::: Exercise input

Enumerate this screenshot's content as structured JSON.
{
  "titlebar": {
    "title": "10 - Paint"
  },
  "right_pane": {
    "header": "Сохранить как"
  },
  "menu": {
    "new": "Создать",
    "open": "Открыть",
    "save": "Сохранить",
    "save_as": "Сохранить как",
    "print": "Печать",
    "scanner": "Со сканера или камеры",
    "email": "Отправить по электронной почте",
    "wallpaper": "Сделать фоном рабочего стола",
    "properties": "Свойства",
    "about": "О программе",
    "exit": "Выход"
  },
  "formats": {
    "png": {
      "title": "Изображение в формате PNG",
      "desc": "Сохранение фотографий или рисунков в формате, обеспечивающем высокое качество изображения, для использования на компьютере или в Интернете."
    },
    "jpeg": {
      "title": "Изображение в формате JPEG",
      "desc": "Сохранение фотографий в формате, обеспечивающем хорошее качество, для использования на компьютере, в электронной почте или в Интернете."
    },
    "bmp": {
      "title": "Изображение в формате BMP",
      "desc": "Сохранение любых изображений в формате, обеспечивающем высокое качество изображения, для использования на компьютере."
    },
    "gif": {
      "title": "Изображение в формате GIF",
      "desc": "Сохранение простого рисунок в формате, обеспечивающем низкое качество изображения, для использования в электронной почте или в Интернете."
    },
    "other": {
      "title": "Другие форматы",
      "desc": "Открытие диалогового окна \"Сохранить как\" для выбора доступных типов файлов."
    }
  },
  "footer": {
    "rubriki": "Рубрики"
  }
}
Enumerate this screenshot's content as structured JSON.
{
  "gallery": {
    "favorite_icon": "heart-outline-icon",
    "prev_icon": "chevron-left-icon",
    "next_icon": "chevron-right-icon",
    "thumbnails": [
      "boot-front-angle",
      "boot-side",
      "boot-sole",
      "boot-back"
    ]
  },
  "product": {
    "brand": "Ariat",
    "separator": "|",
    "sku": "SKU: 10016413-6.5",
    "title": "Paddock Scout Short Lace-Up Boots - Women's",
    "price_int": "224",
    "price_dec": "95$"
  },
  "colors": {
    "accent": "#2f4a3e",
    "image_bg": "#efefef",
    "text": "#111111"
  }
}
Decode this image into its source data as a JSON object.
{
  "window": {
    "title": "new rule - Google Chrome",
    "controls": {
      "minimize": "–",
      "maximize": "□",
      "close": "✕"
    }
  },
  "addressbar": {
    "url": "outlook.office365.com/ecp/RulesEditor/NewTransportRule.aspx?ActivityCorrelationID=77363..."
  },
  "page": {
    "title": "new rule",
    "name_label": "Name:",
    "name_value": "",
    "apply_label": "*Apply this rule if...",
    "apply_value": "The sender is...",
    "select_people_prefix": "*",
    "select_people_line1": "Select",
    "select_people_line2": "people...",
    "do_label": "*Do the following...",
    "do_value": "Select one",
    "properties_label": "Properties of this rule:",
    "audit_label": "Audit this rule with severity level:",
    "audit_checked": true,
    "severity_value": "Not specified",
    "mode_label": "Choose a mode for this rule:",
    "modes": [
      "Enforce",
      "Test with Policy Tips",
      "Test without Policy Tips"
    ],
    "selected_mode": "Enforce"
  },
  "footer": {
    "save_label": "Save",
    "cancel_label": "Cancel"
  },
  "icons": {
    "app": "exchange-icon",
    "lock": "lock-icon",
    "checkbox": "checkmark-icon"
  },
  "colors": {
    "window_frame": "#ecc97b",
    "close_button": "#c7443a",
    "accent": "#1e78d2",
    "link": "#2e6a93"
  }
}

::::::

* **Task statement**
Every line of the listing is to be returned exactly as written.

* **The completed task**
Enumerate this screenshot's content as structured JSON.
{
  "titlebar": {
    "title": "10 - Paint"
  },
  "right_pane": {
    "header": "Сохранить как"
  },
  "menu": {
    "new": "Создать",
    "open": "Открыть",
    "save": "Сохранить",
    "save_as": "Сохранить как",
    "print": "Печать",
    "scanner": "Со сканера или камеры",
    "email": "Отправить по электронной почте",
    "wallpaper": "Сделать фоном рабочего стола",
    "properties": "Свойства",
    "about": "О программе",
    "exit": "Выход"
  },
  "formats": {
    "png": {
      "title": "Изображение в формате PNG",
      "desc": "Сохранение фотографий или рисунков в формате, обеспечивающем высокое качество изображения, для использования на компьютере или в Интернете."
    },
    "jpeg": {
      "title": "Изображение в формате JPEG",
      "desc": "Сохранение фотографий в формате, обеспечивающем хорошее качество, для использования на компьютере, в электронной почте или в Интернете."
    },
    "bmp": {
      "title": "Изображение в формате BMP",
      "desc": "Сохранение любых изображений в формате, обеспечивающем высокое качество изображения, для использования на компьютере."
    },
    "gif": {
      "title": "Изображение в формате GIF",
      "desc": "Сохранение простого рисунок в формате, обеспечивающем низкое качество изображения, для использования в электронной почте или в Интернете."
    },
    "other": {
      "title": "Другие форматы",
      "desc": "Открытие диалогового окна \"Сохранить как\" для выбора доступных типов файлов."
    }
  },
  "footer": {
    "rubriki": "Рубрики"
  }
}
Enumerate this screenshot's content as structured JSON.
{
  "gallery": {
    "favorite_icon": "heart-outline-icon",
    "prev_icon": "chevron-left-icon",
    "next_icon": "chevron-right-icon",
    "thumbnails": [
      "boot-front-angle",
      "boot-side",
      "boot-sole",
      "boot-back"
    ]
  },
  "product": {
    "brand": "Ariat",
    "separator": "|",
    "sku": "SKU: 10016413-6.5",
    "title": "Paddock Scout Short Lace-Up Boots - Women's",
    "price_int": "224",
    "price_dec": "95$"
  },
  "colors": {
    "accent": "#2f4a3e",
    "image_bg": "#efefef",
    "text": "#111111"
  }
}
Decode this image into its source data as a JSON object.
{
  "window": {
    "title": "new rule - Google Chrome",
    "controls": {
      "minimize": "–",
      "maximize": "□",
      "close": "✕"
    }
  },
  "addressbar": {
    "url": "outlook.office365.com/ecp/RulesEditor/NewTransportRule.aspx?ActivityCorrelationID=77363..."
  },
  "page": {
    "title": "new rule",
    "name_label": "Name:",
    "name_value": "",
    "apply_label": "*Apply this rule if...",
    "apply_value": "The sender is...",
    "select_people_prefix": "*",
    "select_people_line1": "Select",
    "select_people_line2": "people...",
    "do_label": "*Do the following...",
    "do_value": "Select one",
    "properties_label": "Properties of this rule:",
    "audit_label": "Audit this rule with severity level:",
    "audit_checked": true,
    "severity_value": "Not specified",
    "mode_label": "Choose a mode for this rule:",
    "modes": [
      "Enforce",
      "Test with Policy Tips",
      "Test without Policy Tips"
    ],
    "selected_mode": "Enforce"
  },
  "footer": {
    "save_label": "Save",
    "cancel_label": "Cancel"
  },
  "icons": {
    "app": "exchange-icon",
    "lock": "lock-icon",
    "checkbox": "checkmark-icon"
  },
  "colors": {
    "window_frame": "#ecc97b",
    "close_button": "#c7443a",
    "accent": "#1e78d2",
    "link": "#2e6a93"
  }
}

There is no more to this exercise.